Who do you think would win and why?
Every planet except maybe Akitosh should have some kind of orbital defense matrix. Now if you're somehow teleporting the nuke directly into the BBEG's base...that's hard to defend. Also consider, however, that while a nuke vs modern materials is pretty much a done deal, Starfinder materials are much more resilient. So a nuke might only deal some damage.
Very good at some skills. If you want to be good at those skills you have the option. Otherwise you are free to ignore those bonuses.
As there are a number of different types of combat drones in the AA, what's to prevent a PC from creating one? Other than the entries in the AA not having equivalent entries & thus costs in the equipment section. It doesn't seem too far fetched that a Mechanic can just build additional drones. Obviously there's a game mechanic/balance issue, but honestly 0 fluff problems.
(question arose from https://www.reddit.com/r/starfinder_rpg/comments/7rinll/whats_your_opinion_ on_pcs_fixing_broken/)

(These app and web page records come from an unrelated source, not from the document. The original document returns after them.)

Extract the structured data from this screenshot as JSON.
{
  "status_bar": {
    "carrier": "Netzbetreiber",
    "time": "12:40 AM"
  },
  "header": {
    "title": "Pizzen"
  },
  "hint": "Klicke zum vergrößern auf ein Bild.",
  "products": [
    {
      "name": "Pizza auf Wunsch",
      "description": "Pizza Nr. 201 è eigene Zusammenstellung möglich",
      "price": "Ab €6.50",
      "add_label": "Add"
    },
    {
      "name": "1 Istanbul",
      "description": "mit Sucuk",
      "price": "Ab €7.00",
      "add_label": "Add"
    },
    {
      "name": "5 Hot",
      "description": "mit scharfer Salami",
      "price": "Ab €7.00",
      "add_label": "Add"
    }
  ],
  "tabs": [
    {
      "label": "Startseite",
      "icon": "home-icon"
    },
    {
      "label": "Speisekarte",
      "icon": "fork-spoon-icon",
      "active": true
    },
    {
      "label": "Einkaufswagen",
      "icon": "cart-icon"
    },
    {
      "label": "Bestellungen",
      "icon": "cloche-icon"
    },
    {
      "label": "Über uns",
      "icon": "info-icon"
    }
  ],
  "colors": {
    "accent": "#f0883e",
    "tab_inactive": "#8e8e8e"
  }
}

Welp, seems to be that Starfinder has revitalized Multi-classing. There are lots of cross-class synergies, and losing most capstones doesn't seem like it's going to hurt as much as in PF. I've got a dozen multi-class builds roiling through my head, and I can't even figure out where to start!
So what's yours? Either mechanically or narratively, what is your favorite multi-class combination in SF and why? Tell me about it! Feel free to share a list!